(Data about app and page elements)
-- Opening Marker --
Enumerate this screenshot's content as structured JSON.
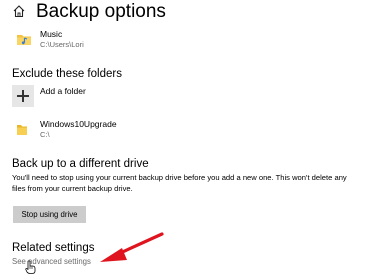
{
  "header": {
    "title": "Backup options",
    "icon": "home-icon"
  },
  "backup_folders": {
    "items": [
      {
        "name": "Music",
        "path": "C:\\Users\\Lori",
        "icon": "music-folder-icon"
      }
    ]
  },
  "exclude": {
    "heading": "Exclude these folders",
    "add_label": "Add a folder",
    "add_icon": "plus-icon",
    "items": [
      {
        "name": "Windows10Upgrade",
        "path": "C:\\",
        "icon": "folder-icon"
      }
    ]
  },
  "different_drive": {
    "heading": "Back up to a different drive",
    "description": "You'll need to stop using your current backup drive before you add a new one. This won't delete any files from your current backup drive.",
    "button_label": "Stop using drive"
  },
  "related": {
    "heading": "Related settings",
    "link_label": "See advanced settings"
  },
  "annotation": {
    "arrow_color": "#e0141e",
    "arrow_icon": "red-arrow-icon",
    "cursor_icon": "hand-cursor-icon"
  }
}
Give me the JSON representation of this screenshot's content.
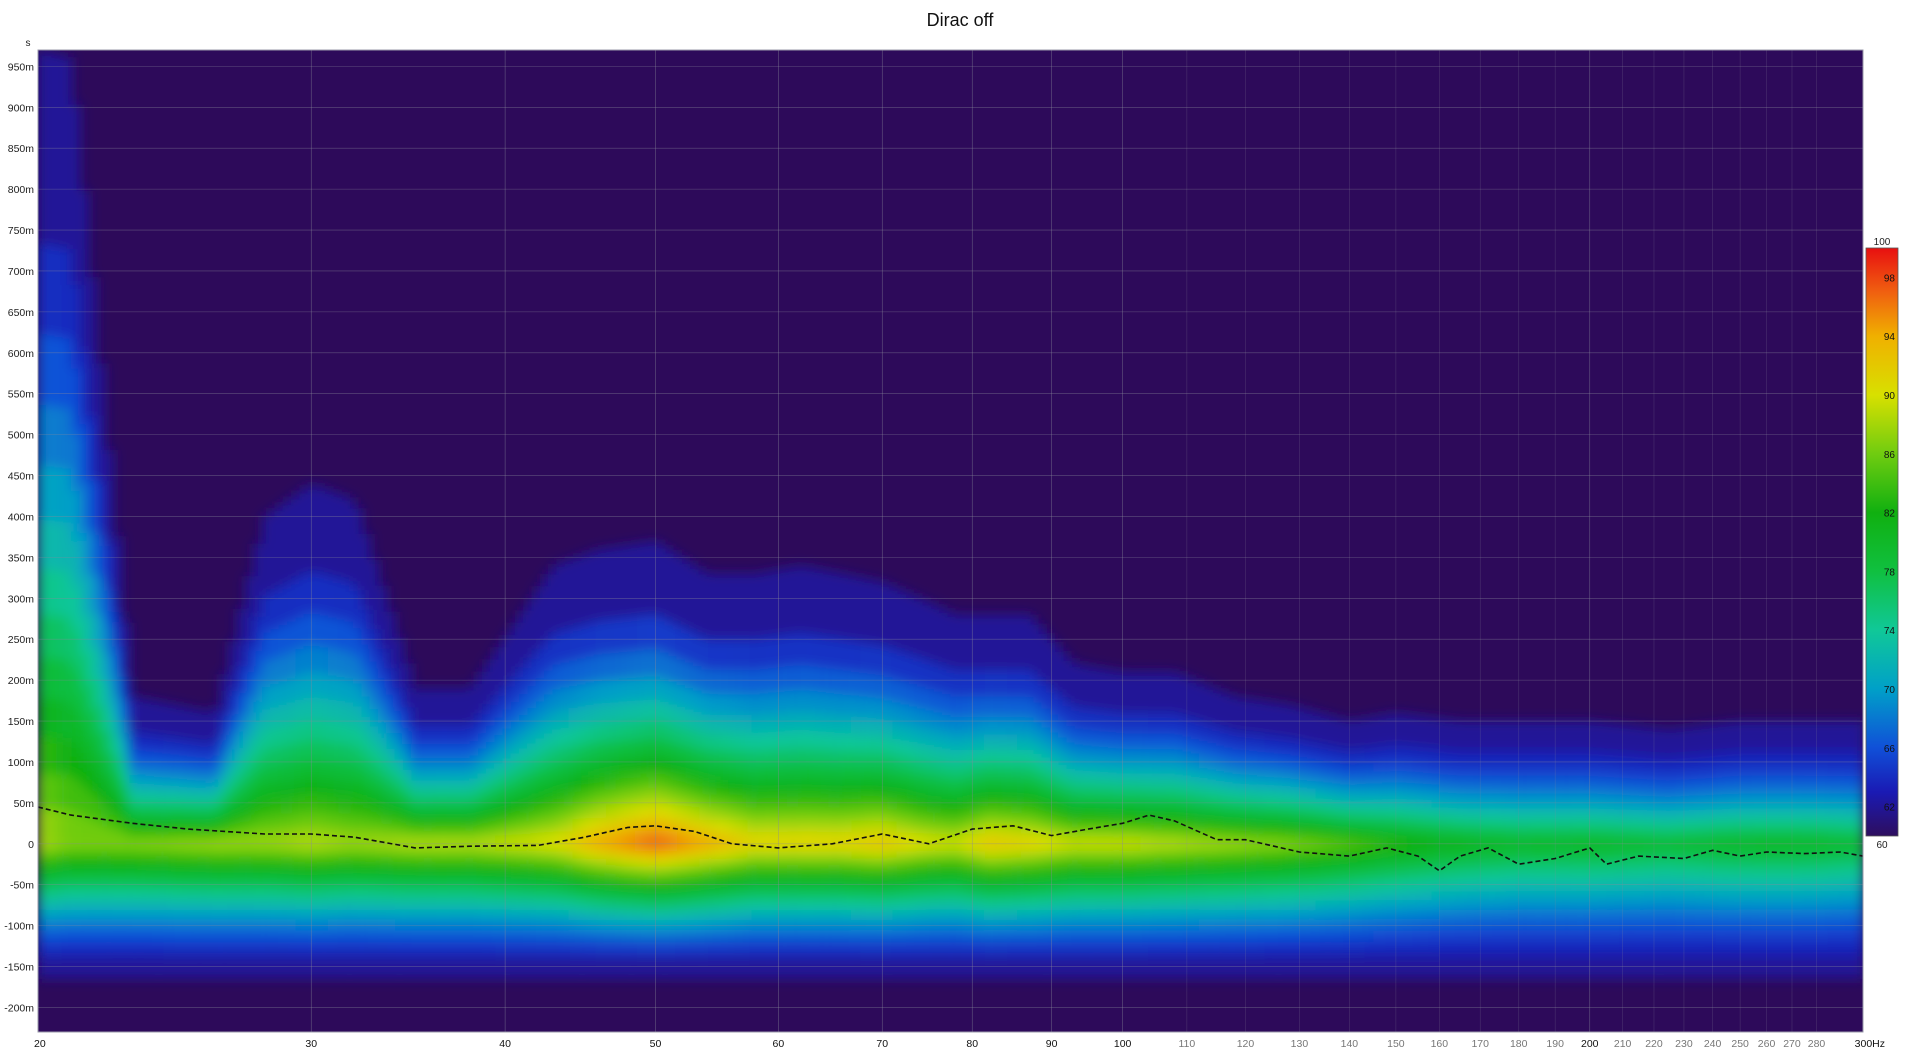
{
  "chart_data": {
    "type": "heatmap",
    "title": "Dirac off",
    "xlabel": "",
    "ylabel": "",
    "x_unit_label": "Hz",
    "y_unit_label": "s",
    "x_scale": "log",
    "xlim": [
      20,
      300
    ],
    "ylim": [
      -0.23,
      0.97
    ],
    "grid": true,
    "x_ticks": [
      {
        "value": 20,
        "label": "20",
        "major": true
      },
      {
        "value": 30,
        "label": "30",
        "major": true
      },
      {
        "value": 40,
        "label": "40",
        "major": true
      },
      {
        "value": 50,
        "label": "50",
        "major": true
      },
      {
        "value": 60,
        "label": "60",
        "major": true
      },
      {
        "value": 70,
        "label": "70",
        "major": true
      },
      {
        "value": 80,
        "label": "80",
        "major": true
      },
      {
        "value": 90,
        "label": "90",
        "major": true
      },
      {
        "value": 100,
        "label": "100",
        "major": true
      },
      {
        "value": 110,
        "label": "110",
        "major": false
      },
      {
        "value": 120,
        "label": "120",
        "major": false
      },
      {
        "value": 130,
        "label": "130",
        "major": false
      },
      {
        "value": 140,
        "label": "140",
        "major": false
      },
      {
        "value": 150,
        "label": "150",
        "major": false
      },
      {
        "value": 160,
        "label": "160",
        "major": false
      },
      {
        "value": 170,
        "label": "170",
        "major": false
      },
      {
        "value": 180,
        "label": "180",
        "major": false
      },
      {
        "value": 190,
        "label": "190",
        "major": false
      },
      {
        "value": 200,
        "label": "200",
        "major": true
      },
      {
        "value": 210,
        "label": "210",
        "major": false
      },
      {
        "value": 220,
        "label": "220",
        "major": false
      },
      {
        "value": 230,
        "label": "230",
        "major": false
      },
      {
        "value": 240,
        "label": "240",
        "major": false
      },
      {
        "value": 250,
        "label": "250",
        "major": false
      },
      {
        "value": 260,
        "label": "260",
        "major": false
      },
      {
        "value": 270,
        "label": "270",
        "major": false
      },
      {
        "value": 280,
        "label": "280",
        "major": false
      },
      {
        "value": 300,
        "label": "300Hz",
        "major": true
      }
    ],
    "y_ticks": [
      {
        "value": 0.95,
        "label": "950m"
      },
      {
        "value": 0.9,
        "label": "900m"
      },
      {
        "value": 0.85,
        "label": "850m"
      },
      {
        "value": 0.8,
        "label": "800m"
      },
      {
        "value": 0.75,
        "label": "750m"
      },
      {
        "value": 0.7,
        "label": "700m"
      },
      {
        "value": 0.65,
        "label": "650m"
      },
      {
        "value": 0.6,
        "label": "600m"
      },
      {
        "value": 0.55,
        "label": "550m"
      },
      {
        "value": 0.5,
        "label": "500m"
      },
      {
        "value": 0.45,
        "label": "450m"
      },
      {
        "value": 0.4,
        "label": "400m"
      },
      {
        "value": 0.35,
        "label": "350m"
      },
      {
        "value": 0.3,
        "label": "300m"
      },
      {
        "value": 0.25,
        "label": "250m"
      },
      {
        "value": 0.2,
        "label": "200m"
      },
      {
        "value": 0.15,
        "label": "150m"
      },
      {
        "value": 0.1,
        "label": "100m"
      },
      {
        "value": 0.05,
        "label": "50m"
      },
      {
        "value": 0.0,
        "label": "0"
      },
      {
        "value": -0.05,
        "label": "-50m"
      },
      {
        "value": -0.1,
        "label": "-100m"
      },
      {
        "value": -0.15,
        "label": "-150m"
      },
      {
        "value": -0.2,
        "label": "-200m"
      }
    ],
    "colorbar": {
      "range": [
        60,
        100
      ],
      "ticks": [
        {
          "value": 100,
          "label": "100"
        },
        {
          "value": 98,
          "label": "98"
        },
        {
          "value": 94,
          "label": "94"
        },
        {
          "value": 90,
          "label": "90"
        },
        {
          "value": 86,
          "label": "86"
        },
        {
          "value": 82,
          "label": "82"
        },
        {
          "value": 78,
          "label": "78"
        },
        {
          "value": 74,
          "label": "74"
        },
        {
          "value": 70,
          "label": "70"
        },
        {
          "value": 66,
          "label": "66"
        },
        {
          "value": 62,
          "label": "62"
        },
        {
          "value": 60,
          "label": "60"
        }
      ],
      "stops": [
        {
          "value": 60,
          "color": "#2e0e5e"
        },
        {
          "value": 63,
          "color": "#1a1ab4"
        },
        {
          "value": 66,
          "color": "#1050d8"
        },
        {
          "value": 70,
          "color": "#00a0c8"
        },
        {
          "value": 74,
          "color": "#10c898"
        },
        {
          "value": 78,
          "color": "#10c040"
        },
        {
          "value": 82,
          "color": "#10b010"
        },
        {
          "value": 86,
          "color": "#70cc10"
        },
        {
          "value": 90,
          "color": "#d8e000"
        },
        {
          "value": 94,
          "color": "#f0b000"
        },
        {
          "value": 97,
          "color": "#f06010"
        },
        {
          "value": 100,
          "color": "#e81010"
        }
      ]
    },
    "background_color": "#2d0a5a",
    "ridges": [
      {
        "f": 20,
        "top": 0.97,
        "peak": 90,
        "bw": 0.04
      },
      {
        "f": 21,
        "top": 0.96,
        "peak": 88,
        "bw": 0.03
      },
      {
        "f": 23,
        "top": 0.18,
        "peak": 88,
        "bw": 0.02
      },
      {
        "f": 26,
        "top": 0.16,
        "peak": 89,
        "bw": 0.02
      },
      {
        "f": 28,
        "top": 0.4,
        "peak": 89,
        "bw": 0.02
      },
      {
        "f": 30,
        "top": 0.44,
        "peak": 90,
        "bw": 0.02
      },
      {
        "f": 32,
        "top": 0.42,
        "peak": 89,
        "bw": 0.02
      },
      {
        "f": 35,
        "top": 0.19,
        "peak": 90,
        "bw": 0.015
      },
      {
        "f": 38,
        "top": 0.19,
        "peak": 90,
        "bw": 0.015
      },
      {
        "f": 43,
        "top": 0.34,
        "peak": 92,
        "bw": 0.015
      },
      {
        "f": 46,
        "top": 0.36,
        "peak": 96,
        "bw": 0.015
      },
      {
        "f": 50,
        "top": 0.37,
        "peak": 99,
        "bw": 0.015
      },
      {
        "f": 54,
        "top": 0.33,
        "peak": 96,
        "bw": 0.015
      },
      {
        "f": 58,
        "top": 0.33,
        "peak": 93,
        "bw": 0.012
      },
      {
        "f": 62,
        "top": 0.34,
        "peak": 93,
        "bw": 0.012
      },
      {
        "f": 66,
        "top": 0.33,
        "peak": 93,
        "bw": 0.012
      },
      {
        "f": 70,
        "top": 0.32,
        "peak": 94,
        "bw": 0.012
      },
      {
        "f": 74,
        "top": 0.3,
        "peak": 92,
        "bw": 0.012
      },
      {
        "f": 78,
        "top": 0.28,
        "peak": 91,
        "bw": 0.012
      },
      {
        "f": 82,
        "top": 0.28,
        "peak": 94,
        "bw": 0.012
      },
      {
        "f": 87,
        "top": 0.28,
        "peak": 93,
        "bw": 0.012
      },
      {
        "f": 93,
        "top": 0.22,
        "peak": 91,
        "bw": 0.012
      },
      {
        "f": 100,
        "top": 0.21,
        "peak": 91,
        "bw": 0.012
      },
      {
        "f": 108,
        "top": 0.21,
        "peak": 90,
        "bw": 0.012
      },
      {
        "f": 118,
        "top": 0.18,
        "peak": 89,
        "bw": 0.01
      },
      {
        "f": 128,
        "top": 0.17,
        "peak": 88,
        "bw": 0.01
      },
      {
        "f": 140,
        "top": 0.15,
        "peak": 86,
        "bw": 0.01
      },
      {
        "f": 150,
        "top": 0.16,
        "peak": 84,
        "bw": 0.01
      },
      {
        "f": 165,
        "top": 0.15,
        "peak": 82,
        "bw": 0.01
      },
      {
        "f": 180,
        "top": 0.15,
        "peak": 81,
        "bw": 0.01
      },
      {
        "f": 200,
        "top": 0.15,
        "peak": 81,
        "bw": 0.01
      },
      {
        "f": 225,
        "top": 0.14,
        "peak": 80,
        "bw": 0.01
      },
      {
        "f": 250,
        "top": 0.15,
        "peak": 81,
        "bw": 0.01
      },
      {
        "f": 275,
        "top": 0.15,
        "peak": 81,
        "bw": 0.01
      },
      {
        "f": 300,
        "top": 0.15,
        "peak": 80,
        "bw": 0.01
      }
    ],
    "series": [
      {
        "type": "line",
        "style": "dashed",
        "color": "#111111",
        "points": [
          {
            "x": 20,
            "y": 0.045
          },
          {
            "x": 21,
            "y": 0.035
          },
          {
            "x": 23,
            "y": 0.025
          },
          {
            "x": 25,
            "y": 0.018
          },
          {
            "x": 28,
            "y": 0.012
          },
          {
            "x": 30,
            "y": 0.012
          },
          {
            "x": 32,
            "y": 0.008
          },
          {
            "x": 35,
            "y": -0.005
          },
          {
            "x": 38,
            "y": -0.003
          },
          {
            "x": 42,
            "y": -0.002
          },
          {
            "x": 45,
            "y": 0.008
          },
          {
            "x": 48,
            "y": 0.02
          },
          {
            "x": 50,
            "y": 0.022
          },
          {
            "x": 53,
            "y": 0.015
          },
          {
            "x": 56,
            "y": 0.0
          },
          {
            "x": 60,
            "y": -0.005
          },
          {
            "x": 65,
            "y": 0.0
          },
          {
            "x": 70,
            "y": 0.012
          },
          {
            "x": 75,
            "y": 0.0
          },
          {
            "x": 80,
            "y": 0.018
          },
          {
            "x": 85,
            "y": 0.022
          },
          {
            "x": 90,
            "y": 0.01
          },
          {
            "x": 95,
            "y": 0.018
          },
          {
            "x": 100,
            "y": 0.025
          },
          {
            "x": 104,
            "y": 0.035
          },
          {
            "x": 108,
            "y": 0.028
          },
          {
            "x": 115,
            "y": 0.005
          },
          {
            "x": 120,
            "y": 0.005
          },
          {
            "x": 130,
            "y": -0.01
          },
          {
            "x": 140,
            "y": -0.015
          },
          {
            "x": 148,
            "y": -0.005
          },
          {
            "x": 155,
            "y": -0.015
          },
          {
            "x": 160,
            "y": -0.033
          },
          {
            "x": 165,
            "y": -0.015
          },
          {
            "x": 172,
            "y": -0.005
          },
          {
            "x": 180,
            "y": -0.025
          },
          {
            "x": 190,
            "y": -0.018
          },
          {
            "x": 200,
            "y": -0.005
          },
          {
            "x": 205,
            "y": -0.025
          },
          {
            "x": 215,
            "y": -0.015
          },
          {
            "x": 230,
            "y": -0.018
          },
          {
            "x": 240,
            "y": -0.008
          },
          {
            "x": 250,
            "y": -0.015
          },
          {
            "x": 260,
            "y": -0.01
          },
          {
            "x": 275,
            "y": -0.012
          },
          {
            "x": 290,
            "y": -0.01
          },
          {
            "x": 300,
            "y": -0.015
          }
        ]
      }
    ]
  }
}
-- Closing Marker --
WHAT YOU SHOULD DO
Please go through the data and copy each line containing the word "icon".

ANSWER TO THIS PROBLEM
    "icon": "home-icon"
        "icon": "music-folder-icon"
    "add_icon": "plus-icon",
        "icon": "folder-icon"
    "arrow_icon": "red-arrow-icon",
    "cursor_icon": "hand-cursor-icon"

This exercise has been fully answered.